- _Web page and app entries_
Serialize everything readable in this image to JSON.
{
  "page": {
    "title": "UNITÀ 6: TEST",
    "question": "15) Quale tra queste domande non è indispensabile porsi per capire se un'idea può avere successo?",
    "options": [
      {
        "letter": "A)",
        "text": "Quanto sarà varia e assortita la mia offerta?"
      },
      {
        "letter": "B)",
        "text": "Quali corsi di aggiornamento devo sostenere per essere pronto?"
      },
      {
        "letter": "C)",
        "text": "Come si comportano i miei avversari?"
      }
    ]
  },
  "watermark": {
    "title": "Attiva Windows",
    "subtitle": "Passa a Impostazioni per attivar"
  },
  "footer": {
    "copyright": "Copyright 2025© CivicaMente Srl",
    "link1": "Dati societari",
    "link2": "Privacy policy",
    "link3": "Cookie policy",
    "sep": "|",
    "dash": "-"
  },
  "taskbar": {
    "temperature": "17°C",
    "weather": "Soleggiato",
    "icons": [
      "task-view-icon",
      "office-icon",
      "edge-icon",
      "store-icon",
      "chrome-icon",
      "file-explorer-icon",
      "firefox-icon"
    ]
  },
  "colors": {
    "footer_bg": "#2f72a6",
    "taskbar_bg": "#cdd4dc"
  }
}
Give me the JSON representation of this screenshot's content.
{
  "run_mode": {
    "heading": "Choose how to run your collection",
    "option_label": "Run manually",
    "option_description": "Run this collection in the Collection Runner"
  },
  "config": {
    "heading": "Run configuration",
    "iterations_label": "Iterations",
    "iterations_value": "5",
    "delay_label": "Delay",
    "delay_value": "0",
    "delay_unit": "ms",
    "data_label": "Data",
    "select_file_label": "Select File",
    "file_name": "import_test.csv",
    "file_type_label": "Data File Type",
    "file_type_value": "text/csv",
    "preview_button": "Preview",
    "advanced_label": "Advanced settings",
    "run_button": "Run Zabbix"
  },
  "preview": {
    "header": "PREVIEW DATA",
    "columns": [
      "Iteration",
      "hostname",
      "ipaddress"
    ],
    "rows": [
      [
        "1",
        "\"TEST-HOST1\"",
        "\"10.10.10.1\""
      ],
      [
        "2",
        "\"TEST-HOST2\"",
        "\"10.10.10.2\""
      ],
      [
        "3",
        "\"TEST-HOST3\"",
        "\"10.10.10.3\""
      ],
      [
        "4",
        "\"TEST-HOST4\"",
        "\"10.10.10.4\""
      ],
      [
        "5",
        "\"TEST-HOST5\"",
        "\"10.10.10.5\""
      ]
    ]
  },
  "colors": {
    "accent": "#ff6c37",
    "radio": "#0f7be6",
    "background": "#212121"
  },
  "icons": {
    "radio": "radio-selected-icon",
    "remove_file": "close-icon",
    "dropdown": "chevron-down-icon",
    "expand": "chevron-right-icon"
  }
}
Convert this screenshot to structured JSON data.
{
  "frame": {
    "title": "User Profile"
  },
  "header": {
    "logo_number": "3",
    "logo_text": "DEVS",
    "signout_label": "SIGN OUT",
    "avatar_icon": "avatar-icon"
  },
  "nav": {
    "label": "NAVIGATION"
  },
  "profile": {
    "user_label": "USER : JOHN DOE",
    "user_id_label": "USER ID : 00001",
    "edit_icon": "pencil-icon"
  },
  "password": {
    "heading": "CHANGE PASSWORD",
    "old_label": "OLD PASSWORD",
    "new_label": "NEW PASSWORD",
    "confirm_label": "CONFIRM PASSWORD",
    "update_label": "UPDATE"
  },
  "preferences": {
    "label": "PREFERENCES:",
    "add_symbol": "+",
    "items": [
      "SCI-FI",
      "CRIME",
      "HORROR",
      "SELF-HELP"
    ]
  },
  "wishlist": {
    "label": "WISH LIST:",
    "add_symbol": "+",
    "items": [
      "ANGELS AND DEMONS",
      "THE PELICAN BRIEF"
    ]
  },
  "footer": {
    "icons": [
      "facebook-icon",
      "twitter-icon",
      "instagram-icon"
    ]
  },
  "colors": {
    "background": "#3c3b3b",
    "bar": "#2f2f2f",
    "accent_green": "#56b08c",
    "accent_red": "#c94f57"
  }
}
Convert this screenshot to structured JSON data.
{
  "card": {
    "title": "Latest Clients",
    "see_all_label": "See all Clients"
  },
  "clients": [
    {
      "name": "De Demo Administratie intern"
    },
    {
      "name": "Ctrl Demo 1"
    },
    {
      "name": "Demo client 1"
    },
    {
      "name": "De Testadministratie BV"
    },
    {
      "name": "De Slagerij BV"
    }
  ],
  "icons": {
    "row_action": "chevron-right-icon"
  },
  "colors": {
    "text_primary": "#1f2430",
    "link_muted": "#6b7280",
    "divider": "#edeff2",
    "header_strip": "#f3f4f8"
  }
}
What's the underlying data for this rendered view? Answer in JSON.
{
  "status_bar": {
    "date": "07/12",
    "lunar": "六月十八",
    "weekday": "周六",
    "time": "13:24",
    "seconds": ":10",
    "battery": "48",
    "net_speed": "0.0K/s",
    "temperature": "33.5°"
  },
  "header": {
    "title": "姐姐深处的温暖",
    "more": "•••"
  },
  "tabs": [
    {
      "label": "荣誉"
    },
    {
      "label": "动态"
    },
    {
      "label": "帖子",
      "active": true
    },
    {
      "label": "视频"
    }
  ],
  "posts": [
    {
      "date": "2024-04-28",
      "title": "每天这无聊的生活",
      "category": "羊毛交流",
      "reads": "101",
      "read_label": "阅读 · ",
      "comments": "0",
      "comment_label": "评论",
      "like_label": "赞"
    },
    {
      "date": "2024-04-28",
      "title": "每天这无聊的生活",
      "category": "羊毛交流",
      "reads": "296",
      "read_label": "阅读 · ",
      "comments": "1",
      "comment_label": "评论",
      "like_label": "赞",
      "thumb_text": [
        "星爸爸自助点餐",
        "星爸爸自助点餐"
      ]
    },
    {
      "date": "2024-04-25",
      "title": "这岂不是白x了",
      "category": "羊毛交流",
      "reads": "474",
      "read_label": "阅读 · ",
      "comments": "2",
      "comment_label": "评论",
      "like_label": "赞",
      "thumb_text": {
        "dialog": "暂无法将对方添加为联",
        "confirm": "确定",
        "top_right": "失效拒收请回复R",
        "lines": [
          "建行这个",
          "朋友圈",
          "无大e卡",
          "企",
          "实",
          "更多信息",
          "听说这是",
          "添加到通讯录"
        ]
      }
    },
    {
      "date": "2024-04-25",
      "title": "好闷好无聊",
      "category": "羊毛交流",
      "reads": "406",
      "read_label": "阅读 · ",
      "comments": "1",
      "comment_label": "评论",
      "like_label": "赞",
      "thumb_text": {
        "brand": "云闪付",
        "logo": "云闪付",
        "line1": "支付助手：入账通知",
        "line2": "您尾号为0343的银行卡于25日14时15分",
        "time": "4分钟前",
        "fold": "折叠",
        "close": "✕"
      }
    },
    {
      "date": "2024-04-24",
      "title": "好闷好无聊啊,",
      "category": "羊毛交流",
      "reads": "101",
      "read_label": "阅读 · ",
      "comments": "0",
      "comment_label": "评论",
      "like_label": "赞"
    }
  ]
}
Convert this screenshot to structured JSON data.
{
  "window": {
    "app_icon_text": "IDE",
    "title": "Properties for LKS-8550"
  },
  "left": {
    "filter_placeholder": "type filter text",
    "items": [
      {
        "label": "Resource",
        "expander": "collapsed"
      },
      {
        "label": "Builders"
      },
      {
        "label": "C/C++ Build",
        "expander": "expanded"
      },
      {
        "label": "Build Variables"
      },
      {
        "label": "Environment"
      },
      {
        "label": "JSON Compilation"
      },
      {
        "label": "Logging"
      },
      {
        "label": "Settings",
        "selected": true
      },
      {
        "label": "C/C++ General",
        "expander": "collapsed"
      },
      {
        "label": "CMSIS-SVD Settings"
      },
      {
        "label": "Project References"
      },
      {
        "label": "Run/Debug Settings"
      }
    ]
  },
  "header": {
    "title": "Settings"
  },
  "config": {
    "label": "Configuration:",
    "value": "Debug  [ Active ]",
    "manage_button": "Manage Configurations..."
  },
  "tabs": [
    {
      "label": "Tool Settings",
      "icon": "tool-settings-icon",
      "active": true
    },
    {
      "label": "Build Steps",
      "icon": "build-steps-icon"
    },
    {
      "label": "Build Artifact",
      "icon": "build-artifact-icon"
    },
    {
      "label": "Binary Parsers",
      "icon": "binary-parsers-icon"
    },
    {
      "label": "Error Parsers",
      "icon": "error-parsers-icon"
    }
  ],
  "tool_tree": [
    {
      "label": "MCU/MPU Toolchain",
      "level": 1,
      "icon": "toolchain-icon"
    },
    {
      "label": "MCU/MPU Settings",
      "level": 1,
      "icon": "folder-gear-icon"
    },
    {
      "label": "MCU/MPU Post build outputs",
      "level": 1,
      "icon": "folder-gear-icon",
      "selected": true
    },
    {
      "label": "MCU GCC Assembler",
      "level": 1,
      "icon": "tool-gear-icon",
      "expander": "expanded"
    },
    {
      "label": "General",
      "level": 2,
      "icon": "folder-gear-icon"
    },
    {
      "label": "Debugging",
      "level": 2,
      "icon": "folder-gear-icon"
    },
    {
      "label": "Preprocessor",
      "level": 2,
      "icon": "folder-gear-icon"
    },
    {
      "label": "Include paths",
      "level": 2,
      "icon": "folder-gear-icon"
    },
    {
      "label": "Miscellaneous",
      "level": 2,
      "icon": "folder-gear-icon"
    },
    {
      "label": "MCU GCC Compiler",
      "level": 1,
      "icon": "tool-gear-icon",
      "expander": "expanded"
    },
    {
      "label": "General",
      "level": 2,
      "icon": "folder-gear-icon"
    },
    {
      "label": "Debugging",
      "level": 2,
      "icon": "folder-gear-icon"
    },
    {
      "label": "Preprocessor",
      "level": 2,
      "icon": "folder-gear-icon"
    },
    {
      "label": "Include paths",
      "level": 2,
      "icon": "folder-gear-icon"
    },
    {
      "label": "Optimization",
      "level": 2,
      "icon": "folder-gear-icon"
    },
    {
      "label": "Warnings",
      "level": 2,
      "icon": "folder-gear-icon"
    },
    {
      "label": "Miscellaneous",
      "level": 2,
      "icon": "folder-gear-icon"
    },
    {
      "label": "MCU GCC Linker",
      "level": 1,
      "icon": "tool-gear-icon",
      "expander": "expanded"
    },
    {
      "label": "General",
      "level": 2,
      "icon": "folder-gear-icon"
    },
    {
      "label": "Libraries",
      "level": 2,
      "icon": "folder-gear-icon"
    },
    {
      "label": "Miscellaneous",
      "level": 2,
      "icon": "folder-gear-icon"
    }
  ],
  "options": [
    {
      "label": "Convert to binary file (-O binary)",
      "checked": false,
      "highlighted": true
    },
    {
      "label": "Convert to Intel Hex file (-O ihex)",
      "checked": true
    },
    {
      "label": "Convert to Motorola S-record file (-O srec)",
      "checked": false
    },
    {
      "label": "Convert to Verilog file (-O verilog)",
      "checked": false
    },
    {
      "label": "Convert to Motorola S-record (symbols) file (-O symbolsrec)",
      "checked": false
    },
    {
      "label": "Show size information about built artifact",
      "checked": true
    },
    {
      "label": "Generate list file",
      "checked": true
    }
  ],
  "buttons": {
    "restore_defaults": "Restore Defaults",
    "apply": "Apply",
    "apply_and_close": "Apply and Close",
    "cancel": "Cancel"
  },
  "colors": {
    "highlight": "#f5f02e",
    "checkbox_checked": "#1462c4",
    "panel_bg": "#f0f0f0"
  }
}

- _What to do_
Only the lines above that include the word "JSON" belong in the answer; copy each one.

- _Answer to the exercise_
Serialize everything readable in this image to JSON.
Give me the JSON representation of this screenshot's content.
Convert this screenshot to structured JSON data.
Convert this screenshot to structured JSON data.
What's the underlying data for this rendered view? Answer in JSON.
Convert this screenshot to structured JSON data.
        "label": "JSON Compilation"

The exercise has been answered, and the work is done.